Facebook is releasing to open source an internal tool called Sonar, a debugging platform that the company’s engineers and developers use to share information and investigate bugs during the mobile-app development process.
The platform is outgrowth of the company’s previously released Stetho tool, which is an Android-specific debugging tool. Sonar is designed for both Android and iOS apps and it has a modular design that allows other developers to extend the platform’s functionality through plugins. The tool comprises a desktop client and a mobile SDK through which developers can write their own clients and mobile plugins.
Facebook designed the Sonar platform specifically to address the problems that come with distributed teams of developers all working on a single project.
“One challenge that comes from having many engineers working collaboratively on larger apps is that typically no single person knows how every module works. This segmentation of knowledge and expertise can make it difficult to develop new features, investigate bugs, or optimize performance,” Emil Sjolander, a software engineer at Facebook, wrote in a post on Sonar.
“To help engineers at Facebook manage this complexity, we built Sonar, an extensible cross-platform debugging tool. Sonar gives us a surface where framework experts and developers can convey important information to framework users.”
Developers using Sonar can install the mobile SDK inside the mobile app on which they’re working and that component will then send debugging information to the desktop client. The platform is meant to be extensible and Facebook’s internal engineers already have built a number of plugins for it, which also are part of the open source release.

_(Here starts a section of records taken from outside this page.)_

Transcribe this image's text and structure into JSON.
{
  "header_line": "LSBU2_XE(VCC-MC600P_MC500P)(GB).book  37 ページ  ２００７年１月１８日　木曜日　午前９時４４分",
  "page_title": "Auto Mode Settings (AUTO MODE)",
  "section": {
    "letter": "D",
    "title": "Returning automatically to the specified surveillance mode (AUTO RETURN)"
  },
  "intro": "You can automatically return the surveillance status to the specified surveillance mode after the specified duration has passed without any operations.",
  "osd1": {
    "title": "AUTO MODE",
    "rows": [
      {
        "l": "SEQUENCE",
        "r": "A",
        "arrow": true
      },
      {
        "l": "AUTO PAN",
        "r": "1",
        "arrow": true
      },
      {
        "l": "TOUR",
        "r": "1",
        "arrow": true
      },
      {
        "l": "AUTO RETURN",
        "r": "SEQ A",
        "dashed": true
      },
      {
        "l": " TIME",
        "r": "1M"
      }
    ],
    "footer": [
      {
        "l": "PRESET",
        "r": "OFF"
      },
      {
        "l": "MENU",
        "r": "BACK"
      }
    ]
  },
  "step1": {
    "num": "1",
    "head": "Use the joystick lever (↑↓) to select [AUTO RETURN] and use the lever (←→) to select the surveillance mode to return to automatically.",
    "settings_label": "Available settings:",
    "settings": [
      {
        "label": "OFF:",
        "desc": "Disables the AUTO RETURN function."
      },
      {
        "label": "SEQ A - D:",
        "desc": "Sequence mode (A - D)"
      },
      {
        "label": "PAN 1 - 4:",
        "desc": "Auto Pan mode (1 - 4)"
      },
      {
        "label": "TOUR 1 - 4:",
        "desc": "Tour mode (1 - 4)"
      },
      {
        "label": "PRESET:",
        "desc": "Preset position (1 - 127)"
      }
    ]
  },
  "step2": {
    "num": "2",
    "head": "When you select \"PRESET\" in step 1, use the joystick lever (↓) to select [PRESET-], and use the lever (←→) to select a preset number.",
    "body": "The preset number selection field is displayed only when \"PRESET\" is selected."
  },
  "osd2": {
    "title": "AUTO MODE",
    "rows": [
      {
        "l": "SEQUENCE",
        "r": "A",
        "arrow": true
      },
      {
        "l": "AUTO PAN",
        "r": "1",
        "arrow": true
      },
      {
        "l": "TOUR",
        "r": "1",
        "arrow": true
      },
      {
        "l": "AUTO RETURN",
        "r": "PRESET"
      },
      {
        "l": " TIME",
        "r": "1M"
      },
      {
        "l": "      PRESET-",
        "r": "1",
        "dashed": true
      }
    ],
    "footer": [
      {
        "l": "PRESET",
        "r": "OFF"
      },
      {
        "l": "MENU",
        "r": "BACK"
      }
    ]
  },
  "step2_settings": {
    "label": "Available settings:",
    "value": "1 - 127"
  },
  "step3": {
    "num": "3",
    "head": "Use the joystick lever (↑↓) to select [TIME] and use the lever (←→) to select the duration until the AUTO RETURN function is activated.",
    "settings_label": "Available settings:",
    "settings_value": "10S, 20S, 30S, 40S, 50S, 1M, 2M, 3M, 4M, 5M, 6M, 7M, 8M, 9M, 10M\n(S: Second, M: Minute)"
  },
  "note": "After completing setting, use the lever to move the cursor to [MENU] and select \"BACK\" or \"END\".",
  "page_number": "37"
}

“By working closely with framework and product developers inside Facebook from the start, we were able to ensure that our plugin APIs were powerful enough to build a wide range of tools. In fact, all the tools included in Sonar are themselves plugins; the core of Sonar only provides a set of UI components and manages the connection between devices. This means anyone can build equally powerful tools as custom plugins,” Sjolander said.
Facebook has released a number of other projects as open source tools in the last few years, including Stetho and Osquery.